During the 2017 Edinburgh International Book Festival, our young reporter Sheena got the chance to speak to Meg. Watch the interview below and then read on for related activities.


Part One – Swapping Stories

In the interview, Meg explains how Beck was a continuation of the work of her friend, author Mal Peet, who sadly developed cancer and passed away before he could complete it. Meg says she enjoyed the process of finishing the book, working from Mal’s plot and redrafting his work.

Briefly write the plot outline for a short story. It could be one you already have an idea for, or you could brainstorm a completely new plot. Then swap plotlines with another person in your class. Without communicating with them, write a short story based on your classmate’s plot. Then swap and read each other’s stories. How easy do you find it writing from someone else’s idea? How closely does your classmate’s story resemble your original concept?  How does it differ? Are you able to make the story ‘your own’ when working from someone else’s brief?

Part Two 

A lot of the time when you get a strong sense of emotion from a book or from characters, it’s because the writer him or herself has a very strong sense of connection with their unconscious.

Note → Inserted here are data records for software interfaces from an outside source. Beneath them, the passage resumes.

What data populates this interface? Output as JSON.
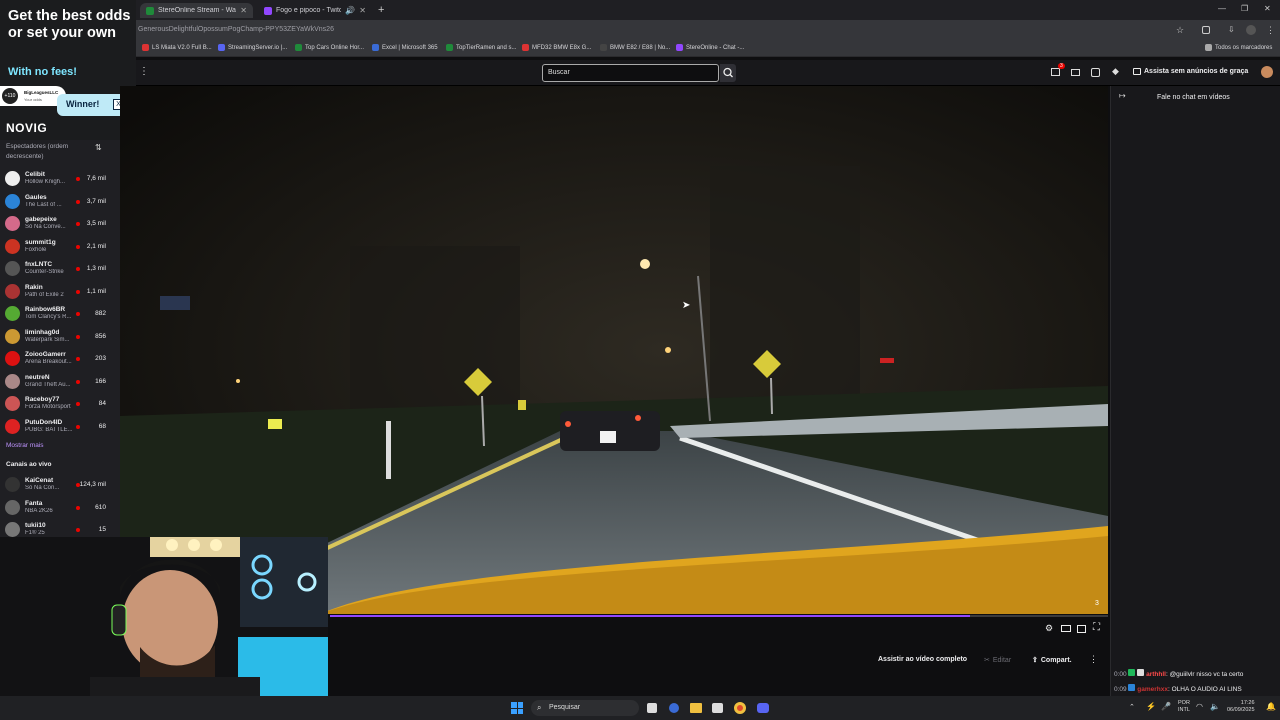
{
  "browser": {
    "tabs": [
      {
        "label": "StereOnline Stream - Watch Live",
        "active": true,
        "color": "#1f8a3a"
      },
      {
        "label": "Fogo e pipoco - Twitch",
        "active": false,
        "color": "#9147ff"
      }
    ],
    "url": "GenerousDelightfulOpossumPogChamp-PPY53ZEYaWkVns26",
    "bookmarks": [
      {
        "label": "LS Miata V2.0 Full B...",
        "color": "#d33"
      },
      {
        "label": "StreamingServer.io |...",
        "color": "#5865f2"
      },
      {
        "label": "Top Cars Online Hor...",
        "color": "#1f8a3a"
      },
      {
        "label": "Excel | Microsoft 365",
        "color": "#3a6bd6"
      },
      {
        "label": "TopTierRamen and s...",
        "color": "#1f8a3a"
      },
      {
        "label": "MFD32 BMW E8x G...",
        "color": "#d33"
      },
      {
        "label": "BMW E82 / E88 | No...",
        "color": "#444"
      },
      {
        "label": "StereOnline - Chat -...",
        "color": "#9147ff"
      }
    ],
    "all_bookmarks": "Todos os marcadores"
  },
  "ad": {
    "headline": "Get the best odds or set your own",
    "subline": "With no fees!",
    "winner_label": "Winner!",
    "brand": "NOVIG",
    "plus_label": "+110",
    "user_label": "BigLeaguesLLC",
    "user_sub": "Your odds"
  },
  "twitch": {
    "search_placeholder": "Buscar",
    "notification_count": "3",
    "adfree_label": "Assista sem anúncios de graça",
    "sidebar": {
      "sort_label": "Espectadores (ordem decrescente)",
      "channels": [
        {
          "name": "Celibit",
          "game": "Hollow Knigh...",
          "viewers": "7,6 mil",
          "color": "#eee"
        },
        {
          "name": "Gaules",
          "game": "The Last of ...",
          "viewers": "3,7 mil",
          "color": "#2b84d8"
        },
        {
          "name": "gabepeixe",
          "game": "Só Na Conve...",
          "viewers": "3,5 mil",
          "color": "#d46a8a"
        },
        {
          "name": "summit1g",
          "game": "Foxhole",
          "viewers": "2,1 mil",
          "color": "#c32"
        },
        {
          "name": "fnxLNTC",
          "game": "Counter-Strike",
          "viewers": "1,3 mil",
          "color": "#555"
        },
        {
          "name": "Rakin",
          "game": "Path of Exile 2",
          "viewers": "1,1 mil",
          "color": "#a33"
        },
        {
          "name": "Rainbow6BR",
          "game": "Tom Clancy's R...",
          "viewers": "882",
          "color": "#5a3"
        },
        {
          "name": "liminhag0d",
          "game": "Waterpark Sim...",
          "viewers": "856",
          "color": "#c93"
        },
        {
          "name": "ZoiooGamerr",
          "game": "Arena Breakout...",
          "viewers": "203",
          "color": "#d11"
        },
        {
          "name": "neutreN",
          "game": "Grand Theft Au...",
          "viewers": "166",
          "color": "#a88"
        },
        {
          "name": "Raceboy77",
          "game": "Forza Motorsport",
          "viewers": "84",
          "color": "#c55"
        },
        {
          "name": "PutuDon4ID",
          "game": "PUBG: BATTLE...",
          "viewers": "68",
          "color": "#d22"
        }
      ],
      "show_more": "Mostrar mais",
      "live_heading": "Canais ao vivo",
      "live_channels": [
        {
          "name": "KaiCenat",
          "game": "Só Na Con...",
          "viewers": "124,3 mil",
          "color": "#333"
        },
        {
          "name": "Fanta",
          "game": "NBA 2K26",
          "viewers": "610",
          "color": "#666"
        },
        {
          "name": "tukii10",
          "game": "F1® 25",
          "viewers": "15",
          "color": "#777"
        }
      ]
    },
    "video_counter": "3",
    "watch_full": "Assistir ao vídeo completo",
    "edit_label": "Editar",
    "share_label": "Compart.",
    "chat": {
      "header": "Fale no chat em vídeos",
      "messages": [
        {
          "time": "0:00",
          "user": "arthhll",
          "user_color": "#ff4a4a",
          "text": ": @guiilvlr nisso vc ta certo"
        },
        {
          "time": "0:09",
          "user": "gamerhxx",
          "user_color": "#c33",
          "text": ": OLHA O AUDIO AI LINS"
        }
      ]
    }
  },
  "taskbar": {
    "search_label": "Pesquisar",
    "lang_top": "POR",
    "lang_bottom": "INTL",
    "time": "17:26",
    "date": "06/09/2025"
  }
}
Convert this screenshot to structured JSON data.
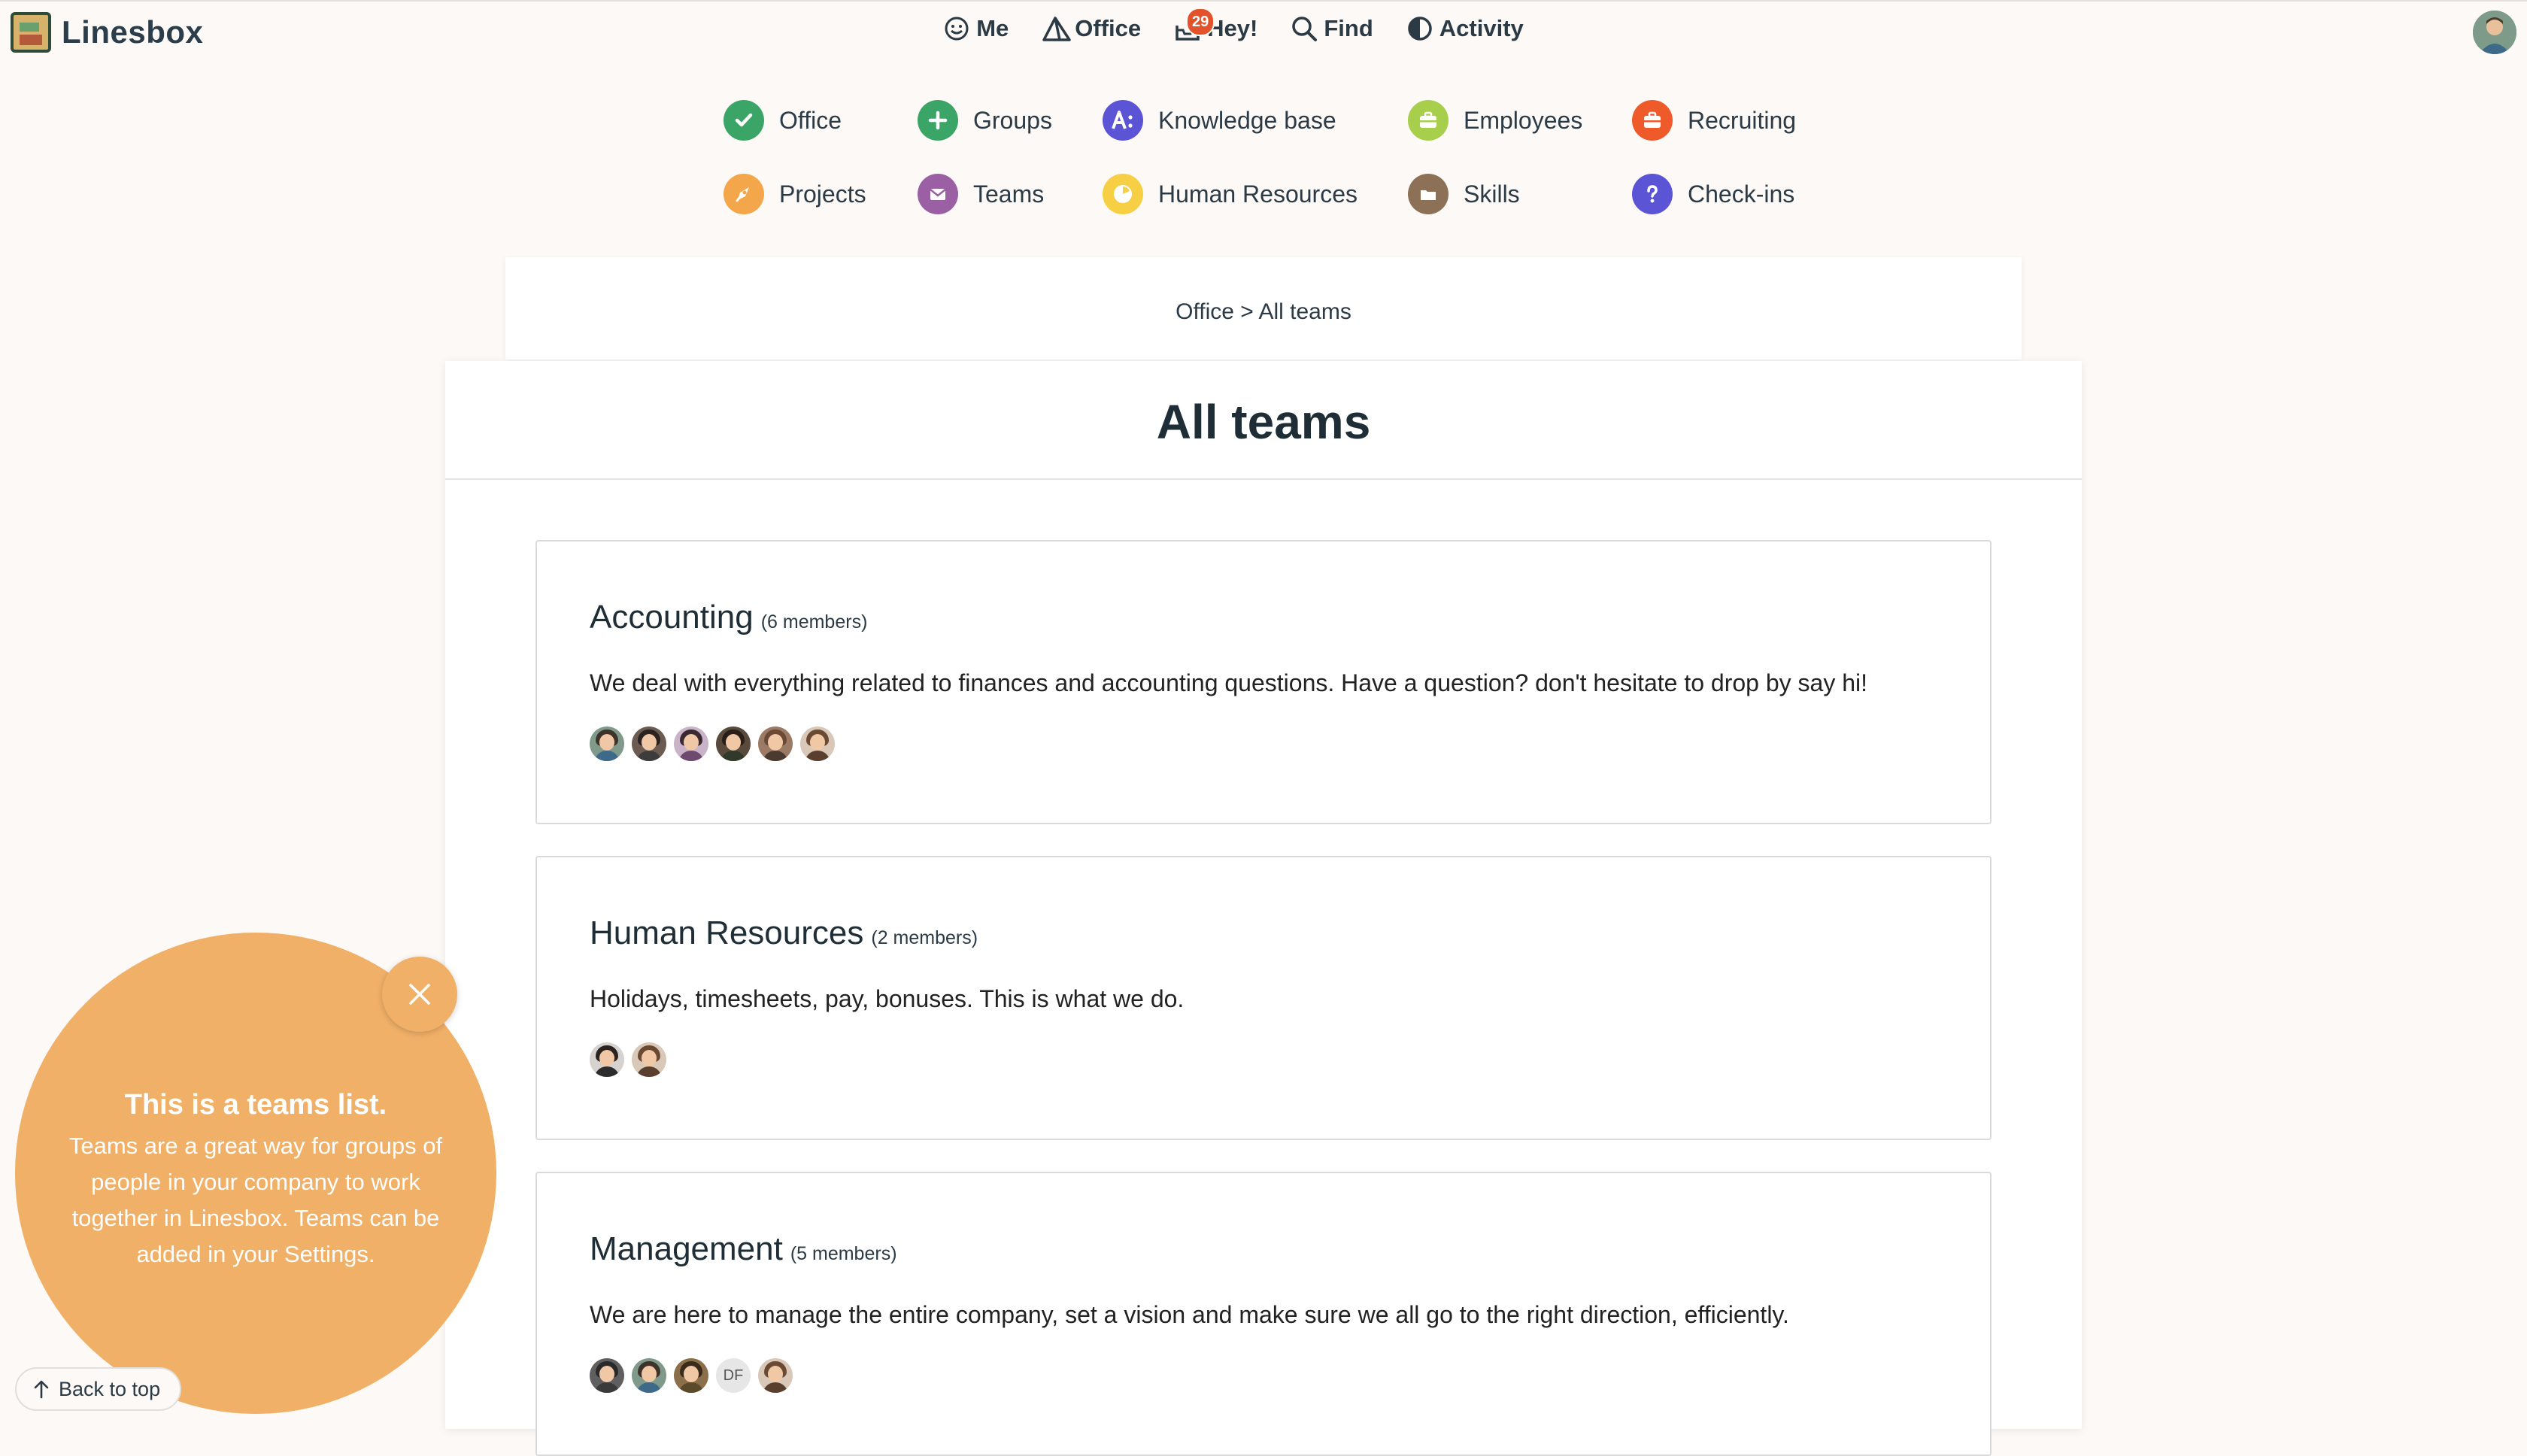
{
  "app": {
    "name": "Linesbox"
  },
  "top_nav": [
    {
      "label": "Me",
      "icon": "smiley-icon"
    },
    {
      "label": "Office",
      "icon": "office-tent-icon"
    },
    {
      "label": "Hey!",
      "icon": "hey-inbox-icon",
      "badge": "29"
    },
    {
      "label": "Find",
      "icon": "search-icon"
    },
    {
      "label": "Activity",
      "icon": "activity-half-circle-icon"
    }
  ],
  "apps": [
    {
      "label": "Office",
      "icon": "check-icon",
      "color": "#3aa566"
    },
    {
      "label": "Groups",
      "icon": "plus-icon",
      "color": "#3aa566"
    },
    {
      "label": "Knowledge base",
      "icon": "knowledge-icon",
      "color": "#5b55d6"
    },
    {
      "label": "Employees",
      "icon": "briefcase-icon",
      "color": "#a8cf4c"
    },
    {
      "label": "Recruiting",
      "icon": "recruiting-briefcase-icon",
      "color": "#ef5a2a"
    },
    {
      "label": "Projects",
      "icon": "rocket-icon",
      "color": "#f3a64a"
    },
    {
      "label": "Teams",
      "icon": "envelope-icon",
      "color": "#9b5fa3"
    },
    {
      "label": "Human Resources",
      "icon": "clock-icon",
      "color": "#f7cf45"
    },
    {
      "label": "Skills",
      "icon": "folder-icon",
      "color": "#8d7157"
    },
    {
      "label": "Check-ins",
      "icon": "question-icon",
      "color": "#5b55d6"
    }
  ],
  "breadcrumb": "Office > All teams",
  "page_title": "All teams",
  "teams": [
    {
      "name": "Accounting",
      "count": "(6 members)",
      "description": "We deal with everything related to finances and accounting questions. Have a question? don't hesitate to drop by say hi!",
      "members": [
        {
          "bg": "#7f9a8a",
          "hair": "#3d3328",
          "shirt": "#3e6a8a"
        },
        {
          "bg": "#6b5b50",
          "hair": "#2a2320",
          "shirt": "#3c3c3c"
        },
        {
          "bg": "#c9b3c8",
          "hair": "#3a2a30",
          "shirt": "#6d4a6e"
        },
        {
          "bg": "#5a4a3c",
          "hair": "#2a1f18",
          "shirt": "#2f3a2a"
        },
        {
          "bg": "#9c7b66",
          "hair": "#6a4a36",
          "shirt": "#4a3a30"
        },
        {
          "bg": "#d9c7b8",
          "hair": "#6b4a33",
          "shirt": "#5a3f2e"
        }
      ]
    },
    {
      "name": "Human Resources",
      "count": "(2 members)",
      "description": "Holidays, timesheets, pay, bonuses. This is what we do.",
      "members": [
        {
          "bg": "#d6d2cf",
          "hair": "#2a2320",
          "shirt": "#2c2c2c"
        },
        {
          "bg": "#d9c7b8",
          "hair": "#6b4a33",
          "shirt": "#5a3f2e"
        }
      ]
    },
    {
      "name": "Management",
      "count": "(5 members)",
      "description": "We are here to manage the entire company, set a vision and make sure we all go to the right direction, efficiently.",
      "members": [
        {
          "bg": "#5f5f5f",
          "hair": "#2a2a2a",
          "shirt": "#3a3a3a"
        },
        {
          "bg": "#7f9a8a",
          "hair": "#3d3328",
          "shirt": "#3e6a8a"
        },
        {
          "bg": "#8a6f4a",
          "hair": "#3a2a1a",
          "shirt": "#5a4a2a"
        },
        {
          "initials": "DF"
        },
        {
          "bg": "#d9c7b8",
          "hair": "#6b4a33",
          "shirt": "#5a3f2e"
        }
      ]
    }
  ],
  "tour": {
    "title": "This is a teams list.",
    "text": "Teams are a great way for groups of people in your company to work together in Linesbox. Teams can be added in your Settings."
  },
  "back_to_top": "Back to top"
}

In the interview, Sheena asks Meg how she achieves such emotion in her writing. Meg states that a book can feel dead when a writer is paying more attention to the words and sentences and less to how a character makes you feel.  She also talks about the importance of putting yourself in the situation of your character, to accurately discover how they would feel.

Try to write a short paragraph describing a character experiencing a certain emotion which you feel familiar with. Don’t worry too much about sentence structure, word choice and spelling, only on accurately portraying the emotion. As you write try to take a step back and imagine how that emotion makes you feel, and try to clearly express that on paper. When you’ve finished, talk with your class about how you found the exercise. Was it difficult? How accurately do you think you’ve expressed the emotion?

Part Three 

I think the most important thing I’ve learned as a writer is how the job of being human is to understand as much of our place in the world as we possibly can… just to be the best human being you can possibly be.

In 2016, Meg Rosoff received the Astrid Lindgren Memorial Award, an international prize awarded to a YA or children’s author whose work champions humanistic values and is of the highest quality. The prize has the UN convention of rights of the child as its foundation.

Discussion points:

From your knowledge of Meg’s work, why do you think she was awarded the prize?

Do you think it’s important that YA or children’s writing embodies humanistic values? Should writers be considering this aspect when writing, or is there something else more important?

If you were one of the judges of the award who would you give it to this year?

Further information:

Find our more about Meg and her books, watch videos, read short stories and blog posts here:

Find out more about the Astrid Lindgren Memorial Award here:

Young reporter Sheena is part of What’s Your Story?, Scottish Book Trust’s development programme for teenage writers and illustrators. Find out more at